# [What the task requires]
How many of the lines below hold "checked"? Only the number, please.

# [Exercise material]
▬▬▬

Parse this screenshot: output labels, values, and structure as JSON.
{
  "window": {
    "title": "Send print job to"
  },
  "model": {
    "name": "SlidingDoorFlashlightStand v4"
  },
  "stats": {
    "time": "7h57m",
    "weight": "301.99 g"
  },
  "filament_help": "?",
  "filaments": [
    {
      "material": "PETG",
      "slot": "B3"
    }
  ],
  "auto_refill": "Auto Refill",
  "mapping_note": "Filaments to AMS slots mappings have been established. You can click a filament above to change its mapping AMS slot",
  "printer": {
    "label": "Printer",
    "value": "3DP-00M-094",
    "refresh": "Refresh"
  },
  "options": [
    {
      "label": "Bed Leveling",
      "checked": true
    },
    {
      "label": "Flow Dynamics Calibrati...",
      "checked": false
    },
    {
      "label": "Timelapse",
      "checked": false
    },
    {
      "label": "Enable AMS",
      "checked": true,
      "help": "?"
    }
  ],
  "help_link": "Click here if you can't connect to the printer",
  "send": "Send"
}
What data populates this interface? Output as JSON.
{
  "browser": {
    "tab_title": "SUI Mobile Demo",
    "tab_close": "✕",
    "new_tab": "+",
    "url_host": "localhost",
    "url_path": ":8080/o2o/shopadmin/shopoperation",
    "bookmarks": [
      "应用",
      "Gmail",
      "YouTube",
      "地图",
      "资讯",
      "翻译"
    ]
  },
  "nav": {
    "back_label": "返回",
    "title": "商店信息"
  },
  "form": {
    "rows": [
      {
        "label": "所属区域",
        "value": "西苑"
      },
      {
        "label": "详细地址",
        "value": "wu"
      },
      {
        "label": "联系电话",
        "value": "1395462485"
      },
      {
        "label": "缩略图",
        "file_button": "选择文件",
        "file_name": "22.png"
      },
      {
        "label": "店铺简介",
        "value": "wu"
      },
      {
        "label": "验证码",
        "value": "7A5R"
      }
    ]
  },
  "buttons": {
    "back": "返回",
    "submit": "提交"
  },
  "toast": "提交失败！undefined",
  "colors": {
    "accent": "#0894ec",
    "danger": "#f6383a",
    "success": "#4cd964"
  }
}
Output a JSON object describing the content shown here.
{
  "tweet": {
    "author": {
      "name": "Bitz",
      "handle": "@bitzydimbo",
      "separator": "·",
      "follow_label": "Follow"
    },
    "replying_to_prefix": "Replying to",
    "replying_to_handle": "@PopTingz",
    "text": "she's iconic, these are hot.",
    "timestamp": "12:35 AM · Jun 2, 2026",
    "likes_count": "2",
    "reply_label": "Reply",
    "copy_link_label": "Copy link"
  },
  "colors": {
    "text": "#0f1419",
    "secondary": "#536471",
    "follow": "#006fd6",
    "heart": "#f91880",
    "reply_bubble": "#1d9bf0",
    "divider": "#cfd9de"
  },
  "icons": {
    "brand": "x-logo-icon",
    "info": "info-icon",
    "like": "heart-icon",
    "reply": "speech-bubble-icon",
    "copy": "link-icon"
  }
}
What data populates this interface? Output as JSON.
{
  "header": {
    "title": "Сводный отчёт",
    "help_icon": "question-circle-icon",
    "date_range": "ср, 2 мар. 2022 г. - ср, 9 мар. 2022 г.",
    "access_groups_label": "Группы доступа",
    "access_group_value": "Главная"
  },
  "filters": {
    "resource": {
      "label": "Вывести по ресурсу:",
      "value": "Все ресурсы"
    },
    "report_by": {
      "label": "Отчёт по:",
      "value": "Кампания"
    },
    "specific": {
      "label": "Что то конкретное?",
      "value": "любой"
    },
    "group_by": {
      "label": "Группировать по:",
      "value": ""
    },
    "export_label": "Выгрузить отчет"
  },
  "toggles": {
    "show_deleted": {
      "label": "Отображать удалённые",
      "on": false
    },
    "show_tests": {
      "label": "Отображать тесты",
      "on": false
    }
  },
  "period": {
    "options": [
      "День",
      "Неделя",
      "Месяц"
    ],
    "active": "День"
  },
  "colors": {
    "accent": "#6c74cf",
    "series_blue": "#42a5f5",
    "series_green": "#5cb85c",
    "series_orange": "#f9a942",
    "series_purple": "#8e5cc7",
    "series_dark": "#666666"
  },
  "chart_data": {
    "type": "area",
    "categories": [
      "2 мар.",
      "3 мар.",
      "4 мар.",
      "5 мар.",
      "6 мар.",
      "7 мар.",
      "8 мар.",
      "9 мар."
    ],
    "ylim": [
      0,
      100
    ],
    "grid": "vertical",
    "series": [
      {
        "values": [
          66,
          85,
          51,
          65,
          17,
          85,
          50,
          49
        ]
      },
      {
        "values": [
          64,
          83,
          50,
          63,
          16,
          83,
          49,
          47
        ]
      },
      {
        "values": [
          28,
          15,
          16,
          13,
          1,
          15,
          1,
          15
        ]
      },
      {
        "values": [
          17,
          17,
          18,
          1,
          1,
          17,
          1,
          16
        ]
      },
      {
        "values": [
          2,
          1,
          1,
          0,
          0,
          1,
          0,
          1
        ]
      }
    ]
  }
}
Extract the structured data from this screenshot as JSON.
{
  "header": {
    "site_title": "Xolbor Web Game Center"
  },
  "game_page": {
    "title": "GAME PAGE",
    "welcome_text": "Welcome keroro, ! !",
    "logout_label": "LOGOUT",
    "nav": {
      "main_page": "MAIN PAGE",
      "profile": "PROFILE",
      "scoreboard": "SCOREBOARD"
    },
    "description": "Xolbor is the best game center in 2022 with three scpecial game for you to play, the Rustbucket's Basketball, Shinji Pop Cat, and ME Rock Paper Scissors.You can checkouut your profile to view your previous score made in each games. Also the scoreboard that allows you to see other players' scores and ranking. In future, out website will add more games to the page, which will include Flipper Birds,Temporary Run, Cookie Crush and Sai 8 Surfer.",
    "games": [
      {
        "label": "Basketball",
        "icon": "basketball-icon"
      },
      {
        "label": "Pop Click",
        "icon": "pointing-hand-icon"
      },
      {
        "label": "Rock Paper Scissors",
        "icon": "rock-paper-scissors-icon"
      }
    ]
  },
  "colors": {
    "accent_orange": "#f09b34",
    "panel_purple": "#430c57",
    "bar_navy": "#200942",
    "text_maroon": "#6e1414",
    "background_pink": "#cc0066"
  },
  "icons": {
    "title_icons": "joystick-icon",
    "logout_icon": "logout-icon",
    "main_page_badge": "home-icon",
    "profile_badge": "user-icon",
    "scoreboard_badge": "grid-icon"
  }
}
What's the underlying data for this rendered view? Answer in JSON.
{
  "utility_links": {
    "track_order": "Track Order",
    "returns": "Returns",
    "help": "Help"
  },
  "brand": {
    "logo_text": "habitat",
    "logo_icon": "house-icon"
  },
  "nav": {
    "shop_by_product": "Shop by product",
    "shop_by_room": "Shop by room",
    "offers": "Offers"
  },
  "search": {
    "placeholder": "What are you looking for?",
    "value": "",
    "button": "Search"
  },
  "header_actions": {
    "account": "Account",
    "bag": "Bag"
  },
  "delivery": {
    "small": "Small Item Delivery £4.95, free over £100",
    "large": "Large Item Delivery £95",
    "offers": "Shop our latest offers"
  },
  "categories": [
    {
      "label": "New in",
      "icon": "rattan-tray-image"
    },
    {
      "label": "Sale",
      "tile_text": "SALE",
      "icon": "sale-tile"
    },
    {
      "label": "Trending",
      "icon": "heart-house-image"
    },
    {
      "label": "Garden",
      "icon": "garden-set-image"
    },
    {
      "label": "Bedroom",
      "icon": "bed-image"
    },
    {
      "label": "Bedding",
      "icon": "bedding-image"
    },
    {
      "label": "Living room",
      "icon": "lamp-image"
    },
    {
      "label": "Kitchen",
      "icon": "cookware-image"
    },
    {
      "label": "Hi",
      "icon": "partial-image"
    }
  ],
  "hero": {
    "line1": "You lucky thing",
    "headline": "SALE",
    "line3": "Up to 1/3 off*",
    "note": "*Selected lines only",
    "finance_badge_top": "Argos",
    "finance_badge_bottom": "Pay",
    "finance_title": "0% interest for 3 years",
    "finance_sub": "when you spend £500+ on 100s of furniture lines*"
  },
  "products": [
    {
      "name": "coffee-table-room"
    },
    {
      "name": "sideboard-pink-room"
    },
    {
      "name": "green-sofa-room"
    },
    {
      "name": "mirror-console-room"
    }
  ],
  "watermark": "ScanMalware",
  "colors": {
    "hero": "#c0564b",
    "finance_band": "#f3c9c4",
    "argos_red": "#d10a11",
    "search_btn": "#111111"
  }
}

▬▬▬

# [Exercise answer]
4